“This is hilarious. You should write it up as a flash essay.”
This was the note that I got from one of my editors. She had embarrased herself by bemoaning a family situation with me. I told her not to worry. The situation was all too familiar. She wasn’t sure she believed me so, as any writer would do, I illustrated my point.
I told her that I’d think about it but essays don’t really do it for me. I love the form but I’m good at writing short. The last time I looked at essay markets, I nearly fainted. “The average length of the essays we purchase is 5000 words.” “15,000 words.” “Up to 10,000 words.”
Help! I write short. It’s what I do.
But I know flash fiction is short so I decided to look into flash essays. One market listed 1000 words. Another 350.
350 – 1000 words.
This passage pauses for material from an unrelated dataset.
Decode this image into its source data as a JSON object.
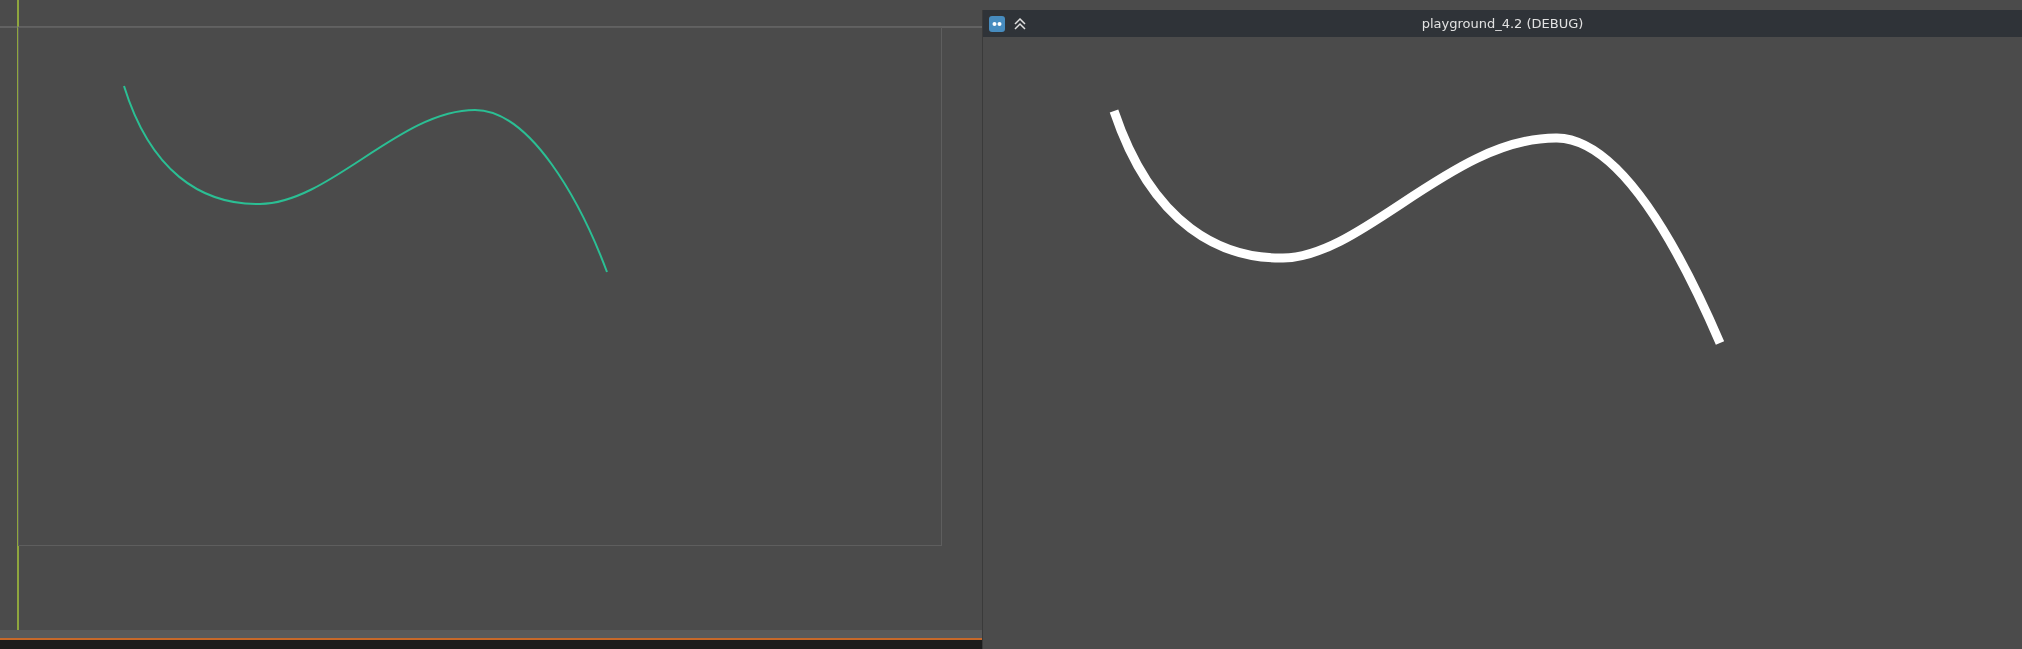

That is something I could most likely handle so I started looking for information on flash essays.
- Also known as a micro-essay.
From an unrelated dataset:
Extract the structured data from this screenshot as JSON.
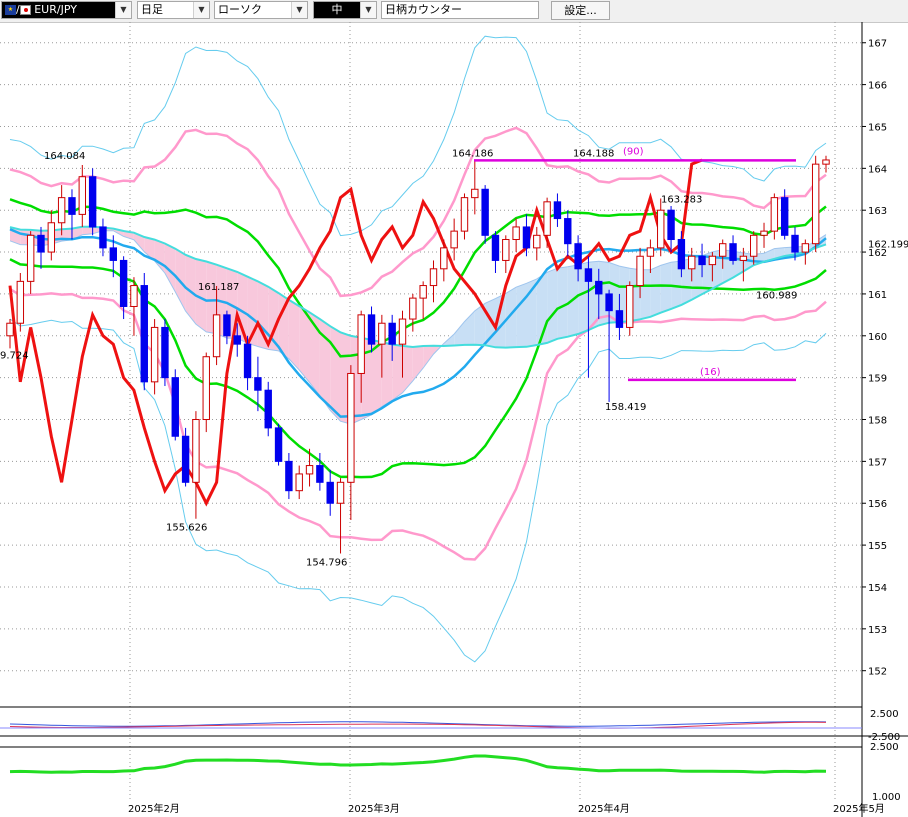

- A flash essay is written in first person.
- They generally only have room for an anecdote or two.
- It goes beyond personal narrative, pulling in ideas and data that broaden the scope of the piece.
A flash essay is to essays what a sparkler is to fireworks. Short, intense, and wonderful.
A great way to get a feel for a type of writing is to read it. Two places that you can go to check them out are The Christian Science Monitor’s Home Forum and concīs. Why only two? It seems like a lot of the places that publish essays charge reading fees. Me? If you have to pay for them to read it, that’s not a market. That’s a service. If, on the other hand, they read it without charging you and then pay you even a small amount. That’s a market and, at least in my mind, will attract a very different type of material.
Obviously, I’ve got some research and writing to do if I’m going to make this flash-essay thing work.